Other features provide their own user groups as well. One thing about their implementation is that they are entirely decentralized: there’s no section in the code which lists all of the user groups. There is a user → group mapping, but it’s updated only in response to the groups themselves being modified. Other groups, editable by admins, include:
- Distro maintainers: can indicate which packages are available under which Linux distributions in their binary repositories. This information is available on package pages for those who prefer distro packages, as well as in list form.
- Mirrorers: these are accounts for scripts which copy packages from one Hackage to another. Presently this is implemented in a batch-difference mode from hackage-scripts to hackage-server and is run periodically.
Uploading follows these steps:
- Uploader POSTs to /packages/ with package=[package tarball]
- Make sure the user is logged in and get their user info
- Put the package file in a temporary directory for incoming files
- Get the package’s cabal file, parse it, and check it’s valid. Get the package name and version.
- Fail if the package version is already in the main database
- If maintainers exist for the package, make sure the user is in the maintainer group
- Run pre-upload hooks; these can indicate errors and cause the upload to fail
- Move the package to blob file storage and add it to the main index
- Run all of the post-upload hooks, updating secondary indices to keep them in sync
- Redirect to the new package page (or display an error)
I wish I could give you the process for account registration, but the truth is that it’s still undecided. The present system involves requesting an account via email. This could still work with the new hackage-server, technically. There are a few reasons why this kind of process could be refined: there can be several admins; account creation no longer requires access to the server’s filesystem (.htpasswd); and account maintenance of all of Hackage is a lot for one person.
Possible approaches include:
- Admins create accounts, possibly requested from some kind of web interface.
- Anyone can self-register partial accounts which can do everything but upload, but can e.g. edit tags, write comments, or vote. These can be transformed from partial to total accounts by admins (perhaps also using a ticket system).
- Let anyone self-register for an account and start uploading (it’s worked for rubygems.org).

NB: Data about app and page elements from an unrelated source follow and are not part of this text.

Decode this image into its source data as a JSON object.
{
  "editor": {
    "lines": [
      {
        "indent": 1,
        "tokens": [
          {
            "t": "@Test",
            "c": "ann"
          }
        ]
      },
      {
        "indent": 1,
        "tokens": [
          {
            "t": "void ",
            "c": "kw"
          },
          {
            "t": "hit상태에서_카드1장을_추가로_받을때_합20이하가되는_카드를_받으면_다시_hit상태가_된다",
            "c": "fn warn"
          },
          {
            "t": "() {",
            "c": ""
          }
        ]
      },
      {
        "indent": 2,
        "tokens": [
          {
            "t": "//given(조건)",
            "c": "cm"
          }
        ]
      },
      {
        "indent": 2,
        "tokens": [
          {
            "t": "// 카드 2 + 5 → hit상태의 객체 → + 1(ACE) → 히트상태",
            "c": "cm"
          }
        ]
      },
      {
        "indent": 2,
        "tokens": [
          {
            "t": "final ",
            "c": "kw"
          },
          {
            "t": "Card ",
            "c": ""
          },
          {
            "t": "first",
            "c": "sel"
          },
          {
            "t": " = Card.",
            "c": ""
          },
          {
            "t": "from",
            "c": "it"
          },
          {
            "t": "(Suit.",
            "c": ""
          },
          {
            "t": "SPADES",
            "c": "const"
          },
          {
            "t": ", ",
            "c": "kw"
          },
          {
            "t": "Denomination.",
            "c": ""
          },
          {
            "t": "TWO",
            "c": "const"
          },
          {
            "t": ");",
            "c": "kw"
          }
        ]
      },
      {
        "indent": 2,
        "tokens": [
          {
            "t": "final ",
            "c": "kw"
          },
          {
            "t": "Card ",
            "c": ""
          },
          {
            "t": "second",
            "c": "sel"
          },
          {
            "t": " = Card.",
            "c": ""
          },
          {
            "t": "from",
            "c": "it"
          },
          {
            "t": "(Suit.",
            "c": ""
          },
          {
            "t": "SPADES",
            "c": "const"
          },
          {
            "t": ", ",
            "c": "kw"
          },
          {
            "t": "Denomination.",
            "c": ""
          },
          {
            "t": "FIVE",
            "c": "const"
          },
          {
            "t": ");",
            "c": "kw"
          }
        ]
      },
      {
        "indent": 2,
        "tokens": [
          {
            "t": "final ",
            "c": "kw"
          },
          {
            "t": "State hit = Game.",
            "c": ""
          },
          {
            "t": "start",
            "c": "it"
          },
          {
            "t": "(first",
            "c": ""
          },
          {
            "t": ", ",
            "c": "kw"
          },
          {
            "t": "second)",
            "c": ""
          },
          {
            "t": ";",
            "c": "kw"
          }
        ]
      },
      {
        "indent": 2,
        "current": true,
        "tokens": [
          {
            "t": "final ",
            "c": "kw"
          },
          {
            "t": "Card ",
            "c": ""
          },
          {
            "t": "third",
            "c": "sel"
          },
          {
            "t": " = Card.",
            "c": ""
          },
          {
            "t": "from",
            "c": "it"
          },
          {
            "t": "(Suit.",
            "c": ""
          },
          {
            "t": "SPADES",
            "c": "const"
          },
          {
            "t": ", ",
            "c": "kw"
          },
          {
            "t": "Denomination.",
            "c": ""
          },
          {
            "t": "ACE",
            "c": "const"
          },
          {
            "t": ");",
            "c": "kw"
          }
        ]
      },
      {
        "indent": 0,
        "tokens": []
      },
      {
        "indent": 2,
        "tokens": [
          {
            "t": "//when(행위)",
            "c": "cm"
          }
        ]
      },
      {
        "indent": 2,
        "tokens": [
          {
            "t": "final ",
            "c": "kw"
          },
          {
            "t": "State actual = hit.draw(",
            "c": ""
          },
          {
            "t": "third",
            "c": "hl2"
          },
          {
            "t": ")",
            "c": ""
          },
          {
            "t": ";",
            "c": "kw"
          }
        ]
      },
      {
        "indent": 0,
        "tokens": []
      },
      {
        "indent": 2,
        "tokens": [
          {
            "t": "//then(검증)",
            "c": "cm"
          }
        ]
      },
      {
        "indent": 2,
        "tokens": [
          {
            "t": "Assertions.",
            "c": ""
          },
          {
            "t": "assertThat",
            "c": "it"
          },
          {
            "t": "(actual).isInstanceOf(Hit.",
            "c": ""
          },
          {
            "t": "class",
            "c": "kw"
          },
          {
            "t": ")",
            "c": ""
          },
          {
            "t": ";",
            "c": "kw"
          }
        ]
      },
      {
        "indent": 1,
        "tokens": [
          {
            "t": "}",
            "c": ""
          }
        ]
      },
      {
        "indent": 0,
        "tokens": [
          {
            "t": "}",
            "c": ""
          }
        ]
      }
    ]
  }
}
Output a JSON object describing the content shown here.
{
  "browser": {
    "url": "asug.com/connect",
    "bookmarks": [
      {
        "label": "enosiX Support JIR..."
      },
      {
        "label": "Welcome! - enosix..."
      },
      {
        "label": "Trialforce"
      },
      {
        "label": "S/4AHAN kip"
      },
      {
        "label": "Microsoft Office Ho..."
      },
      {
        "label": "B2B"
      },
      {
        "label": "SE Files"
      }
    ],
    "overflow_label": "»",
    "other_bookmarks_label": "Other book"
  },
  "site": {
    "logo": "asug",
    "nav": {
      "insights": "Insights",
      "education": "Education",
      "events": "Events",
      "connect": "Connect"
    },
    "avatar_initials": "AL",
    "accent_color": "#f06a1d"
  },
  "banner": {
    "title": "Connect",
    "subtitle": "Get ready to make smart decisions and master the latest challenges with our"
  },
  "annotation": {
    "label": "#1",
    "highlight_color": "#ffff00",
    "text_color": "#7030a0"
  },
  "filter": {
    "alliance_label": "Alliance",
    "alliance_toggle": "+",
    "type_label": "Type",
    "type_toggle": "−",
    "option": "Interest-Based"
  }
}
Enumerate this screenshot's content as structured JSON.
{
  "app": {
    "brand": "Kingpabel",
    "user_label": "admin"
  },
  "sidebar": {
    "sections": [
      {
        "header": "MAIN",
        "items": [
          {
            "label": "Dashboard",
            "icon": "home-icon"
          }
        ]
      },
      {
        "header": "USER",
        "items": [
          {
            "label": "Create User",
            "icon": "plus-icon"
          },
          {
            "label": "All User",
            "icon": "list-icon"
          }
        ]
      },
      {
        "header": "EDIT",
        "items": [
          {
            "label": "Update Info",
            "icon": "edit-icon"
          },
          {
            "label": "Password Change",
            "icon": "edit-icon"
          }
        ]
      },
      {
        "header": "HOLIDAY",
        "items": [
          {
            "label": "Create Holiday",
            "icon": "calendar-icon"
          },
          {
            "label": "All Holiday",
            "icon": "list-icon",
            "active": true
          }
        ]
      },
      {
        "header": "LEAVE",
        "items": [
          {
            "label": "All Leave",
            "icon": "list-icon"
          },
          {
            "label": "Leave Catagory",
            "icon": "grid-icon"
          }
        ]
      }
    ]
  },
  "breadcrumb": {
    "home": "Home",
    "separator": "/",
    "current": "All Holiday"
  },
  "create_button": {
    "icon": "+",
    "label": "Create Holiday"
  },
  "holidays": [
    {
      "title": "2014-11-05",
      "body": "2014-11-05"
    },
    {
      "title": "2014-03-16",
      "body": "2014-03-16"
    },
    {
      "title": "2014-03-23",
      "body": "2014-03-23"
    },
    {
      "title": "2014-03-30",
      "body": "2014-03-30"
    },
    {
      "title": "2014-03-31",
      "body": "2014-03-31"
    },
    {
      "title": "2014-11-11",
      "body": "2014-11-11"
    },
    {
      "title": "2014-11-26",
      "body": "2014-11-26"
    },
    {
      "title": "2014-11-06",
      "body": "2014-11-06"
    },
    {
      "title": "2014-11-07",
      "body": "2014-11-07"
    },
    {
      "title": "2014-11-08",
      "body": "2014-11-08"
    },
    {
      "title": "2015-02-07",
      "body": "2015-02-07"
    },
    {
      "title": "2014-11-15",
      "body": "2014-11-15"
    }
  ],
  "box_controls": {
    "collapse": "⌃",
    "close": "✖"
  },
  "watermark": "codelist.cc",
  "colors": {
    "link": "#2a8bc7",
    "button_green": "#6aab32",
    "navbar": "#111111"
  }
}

The newer hackage-server comes with some nifty defaults, including more detailed ways to maintain packages. There are some guiding principles to consider when making policies: for example, packages shouldn’t be any harder to upload than they are now (which is not very). Another principle is quality assurance (see “A radical Hackage social experiment“). The above system has been developed with these in mind. Last but not least, there’s the community’s experience with current Hackage policies. How can they be improved?